13 junio, 2019
Seville is, undoubtedly, one of the most beautiful cities in Spain. It is full of gems of priceless architectural value, including its Cathedral, Santa Maria de la Sede (Cathedral of Saint Mary of the See in English). If you are planning to spend a few days in Seville soon hosted in a luxury apartment, don’t forget to include it in your itinerary.
A bit of history
To begin with, it is the largest Gothic cathedral in the world, and it was recognized as UNESCO World Heritage in 1987 along with the adjoining Alcázar palace complex and the General Archive of the Indies. It took more than one hundred years to finish it, as its construction works went from 1401 to 1506.
It is said that when the plans were drawn up, church elders stated ‘Let us build a church so beautiful and so magnificent that those who see it finished will think we are mad’, and so it was.
Another interesting fact about this magnificent church is that the tombs of Christopher Columbus (and his son Diego) and Alfonso X ‘El Sabio’ are kept inside it, attracting the interest of many visitors.
The main characteristics of this Cathedral are its spectacular size and its grandeur but the rhythmic balance and interplay between the parts also stands out, as well as and an impressive overall simplicity and restraint in decoration (with the exception of the Retablo Mayor). All posterior ages have left monuments of their own wealth and style, but these have been restricted to the two rows of side chapels. In the main body of the Cathedral, only the great box-like structure of the choir stands out, filling the central portion of the nave.

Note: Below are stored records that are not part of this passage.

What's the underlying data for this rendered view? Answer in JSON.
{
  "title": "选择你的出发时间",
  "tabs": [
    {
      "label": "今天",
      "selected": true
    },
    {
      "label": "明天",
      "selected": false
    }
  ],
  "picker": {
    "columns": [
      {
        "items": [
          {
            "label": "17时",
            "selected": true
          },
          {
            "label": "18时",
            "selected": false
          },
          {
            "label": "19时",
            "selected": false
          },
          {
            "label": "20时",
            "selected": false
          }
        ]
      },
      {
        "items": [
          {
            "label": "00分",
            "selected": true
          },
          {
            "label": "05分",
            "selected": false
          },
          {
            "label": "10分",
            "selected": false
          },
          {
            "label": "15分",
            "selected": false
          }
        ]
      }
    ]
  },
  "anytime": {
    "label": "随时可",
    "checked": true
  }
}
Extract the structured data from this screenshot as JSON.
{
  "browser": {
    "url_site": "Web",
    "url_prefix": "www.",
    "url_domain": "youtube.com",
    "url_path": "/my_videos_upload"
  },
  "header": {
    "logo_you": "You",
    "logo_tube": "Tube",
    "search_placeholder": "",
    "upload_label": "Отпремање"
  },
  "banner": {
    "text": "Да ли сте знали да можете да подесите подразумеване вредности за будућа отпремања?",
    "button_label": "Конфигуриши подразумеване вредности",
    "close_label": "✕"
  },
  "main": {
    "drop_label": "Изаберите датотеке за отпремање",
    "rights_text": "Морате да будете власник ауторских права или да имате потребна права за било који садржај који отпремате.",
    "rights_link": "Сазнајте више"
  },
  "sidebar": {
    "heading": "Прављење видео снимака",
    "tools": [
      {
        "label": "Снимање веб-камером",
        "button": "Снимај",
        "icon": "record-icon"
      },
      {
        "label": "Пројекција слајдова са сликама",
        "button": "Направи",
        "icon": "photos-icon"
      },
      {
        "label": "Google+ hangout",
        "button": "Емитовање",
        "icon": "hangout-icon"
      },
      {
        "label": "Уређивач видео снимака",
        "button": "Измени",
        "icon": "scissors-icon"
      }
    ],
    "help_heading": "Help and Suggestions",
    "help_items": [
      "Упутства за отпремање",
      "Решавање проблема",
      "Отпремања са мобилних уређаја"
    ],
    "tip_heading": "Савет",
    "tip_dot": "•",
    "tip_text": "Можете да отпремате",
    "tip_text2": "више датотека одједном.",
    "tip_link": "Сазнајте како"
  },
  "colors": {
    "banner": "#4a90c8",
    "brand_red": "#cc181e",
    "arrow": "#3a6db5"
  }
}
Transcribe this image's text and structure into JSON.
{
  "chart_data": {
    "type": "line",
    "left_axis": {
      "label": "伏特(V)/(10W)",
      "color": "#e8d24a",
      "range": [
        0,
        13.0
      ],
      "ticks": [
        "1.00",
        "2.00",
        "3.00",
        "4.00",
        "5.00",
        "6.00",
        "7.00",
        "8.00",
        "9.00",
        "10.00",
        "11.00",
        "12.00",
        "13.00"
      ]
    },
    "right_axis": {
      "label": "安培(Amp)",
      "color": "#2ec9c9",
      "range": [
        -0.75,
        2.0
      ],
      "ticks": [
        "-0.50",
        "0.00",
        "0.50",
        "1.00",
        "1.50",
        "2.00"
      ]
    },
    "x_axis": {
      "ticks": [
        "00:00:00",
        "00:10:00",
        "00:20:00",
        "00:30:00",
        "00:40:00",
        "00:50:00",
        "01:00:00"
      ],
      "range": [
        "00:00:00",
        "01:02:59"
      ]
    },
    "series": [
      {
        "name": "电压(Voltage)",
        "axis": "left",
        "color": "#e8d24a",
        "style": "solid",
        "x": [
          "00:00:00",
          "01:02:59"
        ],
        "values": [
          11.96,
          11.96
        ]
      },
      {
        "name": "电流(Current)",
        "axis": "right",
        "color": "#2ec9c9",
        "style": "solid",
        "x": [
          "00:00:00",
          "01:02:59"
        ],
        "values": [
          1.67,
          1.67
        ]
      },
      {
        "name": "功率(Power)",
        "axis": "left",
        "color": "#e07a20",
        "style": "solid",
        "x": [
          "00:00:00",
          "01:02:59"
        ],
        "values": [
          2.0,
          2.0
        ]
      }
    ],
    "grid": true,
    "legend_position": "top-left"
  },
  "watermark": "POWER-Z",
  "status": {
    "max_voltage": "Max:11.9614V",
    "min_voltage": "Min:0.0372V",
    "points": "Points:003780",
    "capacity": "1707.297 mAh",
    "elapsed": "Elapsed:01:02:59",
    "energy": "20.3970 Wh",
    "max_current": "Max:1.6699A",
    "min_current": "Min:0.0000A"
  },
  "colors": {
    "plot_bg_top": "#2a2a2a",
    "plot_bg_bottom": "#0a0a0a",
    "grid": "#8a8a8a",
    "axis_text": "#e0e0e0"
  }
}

Its central nave rises to 42 meters and even the 80 side chapels each seem tall enough to contain an ordinary church, with a total surface of 11,520m2. Some recent new calculations, based on cubic measurements, have now pushed the Seville Cathedral it in front of St Peter’s in Rome and the Catedral Metropolitana Nossa Senhora Aparecida in Brazil as the largest church in the world. It still a subject for debate though, and many claims it is still the third-largest in the world.
The Giralda is the bell tower of the Cathedral of Seville and one of the city’s most iconic symbols. It is 105 m high and its square base is 7.0 m above sea level and 13 m long per side. It used to be the minaret of the mosque that stood on the site under Muslim rule, which was built to resemble the one of the Koutoubia Mosque in Marrakech, Morocco.
After the Reconquista, it was converted into a bell tower for the Cathedral although the topmost section dates from the Renaissance. Its construction began in 1184 under the direction of architect Ben Ahmad Baso, and, according to the chronicler Ibn Sahib al-Salah, the works were completed on 1198, with the placement of four gilt bronze balls in the top section of the tower.
After a strong earthquake in 1365, the spheres were missing. Later, in the 16th century the belfry was added by the architect Hernán Ruiz the Younger, and the statue on its top, called «El Giraldillo», was installed in 1568 to represent the triumph of the Christian faith.
The regular schedule to visit the Seville Cathedral is:
Mondays from 11:00 to 15:30 pm, Tuesdays to Saturdays from 11:00 to 17:00 and Sundays from 14:30 to 18:00 hours.
During the months of July and August (except July 17 and 25), the schedule changes to:
Mondays from 10:30 a.m. to 4:00 p.m. (box office until 3:30 p.m.), Tuesdays to Saturdays from 10:30 a.m. to 6:00 p.m. (box office until 5:00 p.m.), Sundays from 2:00 p.m. to 7:00 p.m. (box office until 6:00 p.m.).
The general admission rate is €9.
There is free admission for natives or residents in the Diocese of Seville, unemployed people, disabled and children up to 14 years old.
There is also a reduced price (€4) for the following groups:
- Students between 15 and 25 years of age with an international student card or student card in force.
- Minors between 15 and 17 years old, will be able to prove it with their D.N.I or Passport.
- Pensioners; over 65 years old, or pensioners due to illness.